Winner of Canada Reads People’s Choice award
A Globe and Mail top 100 book of 2012
2013-2014 First Nation Communities Read Selection
CODE’s Burt Award for First Nations, Métis, and Inuit Literature
The story takes place in late 1950s Ontario, where eight-year-old Saul Indian Horse is torn from his Ojibway family and committed to one of Canada’s notorious Catholic Residential Schools. In this oppressive environment, Saul is denied the freedom to speak his language or embrace his Indigenous culture and he witnesses and experiences all kinds of abuse at the hands of the very people who were entrusted with his care. Despite this, Saul finds salvation in the unlikeliest of places and the most favourite of Canadian pastimes — hockey.

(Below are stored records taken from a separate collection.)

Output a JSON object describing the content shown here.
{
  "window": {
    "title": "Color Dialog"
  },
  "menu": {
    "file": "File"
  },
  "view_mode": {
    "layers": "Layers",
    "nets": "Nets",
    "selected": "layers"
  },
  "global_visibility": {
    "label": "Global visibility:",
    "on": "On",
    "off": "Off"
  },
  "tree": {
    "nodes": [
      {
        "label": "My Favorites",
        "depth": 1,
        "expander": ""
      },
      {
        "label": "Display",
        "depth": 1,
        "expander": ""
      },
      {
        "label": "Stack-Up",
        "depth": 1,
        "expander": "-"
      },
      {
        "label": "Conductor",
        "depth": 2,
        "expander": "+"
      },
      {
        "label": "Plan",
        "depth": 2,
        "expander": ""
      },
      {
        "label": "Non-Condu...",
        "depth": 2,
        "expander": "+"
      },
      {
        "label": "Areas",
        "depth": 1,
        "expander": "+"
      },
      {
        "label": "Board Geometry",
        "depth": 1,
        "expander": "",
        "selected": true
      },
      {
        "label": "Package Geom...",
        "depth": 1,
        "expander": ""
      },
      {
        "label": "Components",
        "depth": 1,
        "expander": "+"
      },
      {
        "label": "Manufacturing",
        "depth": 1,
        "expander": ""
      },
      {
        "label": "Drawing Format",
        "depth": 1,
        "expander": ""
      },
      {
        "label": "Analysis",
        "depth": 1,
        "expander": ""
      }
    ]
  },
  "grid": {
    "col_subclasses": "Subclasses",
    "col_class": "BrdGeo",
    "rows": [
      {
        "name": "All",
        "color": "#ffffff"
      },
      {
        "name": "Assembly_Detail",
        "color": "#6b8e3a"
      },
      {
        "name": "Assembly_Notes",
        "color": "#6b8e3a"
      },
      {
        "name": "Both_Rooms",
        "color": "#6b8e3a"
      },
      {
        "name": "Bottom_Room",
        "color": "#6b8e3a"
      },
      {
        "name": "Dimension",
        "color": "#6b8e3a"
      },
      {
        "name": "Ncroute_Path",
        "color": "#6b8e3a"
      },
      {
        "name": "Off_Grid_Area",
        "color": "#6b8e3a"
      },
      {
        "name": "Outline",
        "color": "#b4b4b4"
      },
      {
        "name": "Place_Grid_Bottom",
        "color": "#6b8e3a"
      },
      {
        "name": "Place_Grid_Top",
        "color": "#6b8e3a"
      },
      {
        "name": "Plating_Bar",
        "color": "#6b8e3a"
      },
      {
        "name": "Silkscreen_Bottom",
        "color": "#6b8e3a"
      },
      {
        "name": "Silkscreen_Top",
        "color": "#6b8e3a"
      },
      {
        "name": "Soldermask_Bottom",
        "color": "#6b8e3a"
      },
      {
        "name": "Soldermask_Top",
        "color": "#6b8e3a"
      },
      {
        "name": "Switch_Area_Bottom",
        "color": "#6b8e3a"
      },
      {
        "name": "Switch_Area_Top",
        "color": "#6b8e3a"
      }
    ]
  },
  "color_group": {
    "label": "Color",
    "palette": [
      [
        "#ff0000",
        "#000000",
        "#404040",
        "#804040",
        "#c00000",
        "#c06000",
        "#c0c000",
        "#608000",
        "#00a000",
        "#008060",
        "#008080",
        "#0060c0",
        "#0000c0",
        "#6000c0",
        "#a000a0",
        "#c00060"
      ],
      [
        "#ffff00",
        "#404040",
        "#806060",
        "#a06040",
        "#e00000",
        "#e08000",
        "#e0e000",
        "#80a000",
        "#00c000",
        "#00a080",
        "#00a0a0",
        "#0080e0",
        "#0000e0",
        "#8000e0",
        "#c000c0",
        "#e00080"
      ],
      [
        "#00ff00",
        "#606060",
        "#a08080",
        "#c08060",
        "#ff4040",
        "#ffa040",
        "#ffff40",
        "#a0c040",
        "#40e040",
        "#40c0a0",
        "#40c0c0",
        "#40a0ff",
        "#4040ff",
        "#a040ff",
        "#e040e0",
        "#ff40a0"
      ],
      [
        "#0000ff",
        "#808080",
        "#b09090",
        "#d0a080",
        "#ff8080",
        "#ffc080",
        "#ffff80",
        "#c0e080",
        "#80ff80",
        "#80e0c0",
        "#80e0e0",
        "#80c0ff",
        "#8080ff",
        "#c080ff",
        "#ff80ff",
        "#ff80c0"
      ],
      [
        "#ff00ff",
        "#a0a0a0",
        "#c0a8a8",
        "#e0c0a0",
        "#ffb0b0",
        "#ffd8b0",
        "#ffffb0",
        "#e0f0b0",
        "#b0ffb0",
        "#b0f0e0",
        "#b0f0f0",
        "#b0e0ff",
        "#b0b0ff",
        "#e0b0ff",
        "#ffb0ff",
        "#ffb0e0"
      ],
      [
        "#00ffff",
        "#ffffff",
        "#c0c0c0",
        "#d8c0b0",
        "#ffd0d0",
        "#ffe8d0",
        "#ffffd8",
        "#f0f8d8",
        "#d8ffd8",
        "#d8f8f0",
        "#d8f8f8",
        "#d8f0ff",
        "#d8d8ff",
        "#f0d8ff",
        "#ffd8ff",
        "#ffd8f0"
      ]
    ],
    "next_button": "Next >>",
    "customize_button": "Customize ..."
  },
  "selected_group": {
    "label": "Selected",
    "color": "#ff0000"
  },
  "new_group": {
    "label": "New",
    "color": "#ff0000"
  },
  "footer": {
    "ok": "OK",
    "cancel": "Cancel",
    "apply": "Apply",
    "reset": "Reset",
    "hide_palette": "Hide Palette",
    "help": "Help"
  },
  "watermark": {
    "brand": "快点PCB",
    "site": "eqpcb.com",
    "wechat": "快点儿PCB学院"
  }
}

Fascinated by the game, he secretly teaches himself how to play, and develops a unique and rare skill. It’s as if he has eyes in the back of his head and can see the game in a way no other player can.
Saul’s talent leads him away from the misery of the Residential School to a Northern Ontario Indigenous league and eventually to the pros – but the terrors of Saul’s past seem to follow him. Forced to confront painful memories and revelations, he draws on the strength of his ancestors and the understanding of his friends to gain the compassion he sorely needs to begin healing.
Saul Indian Horse’s story is one that needs to be shared with all Canadians – settler and Indigenous people alike. The story is one of loss and fear, but also one of hope and resilience. Indian Horse dramatically brings the dark history of Canada to the big screen and in the process tells a universal story of hope.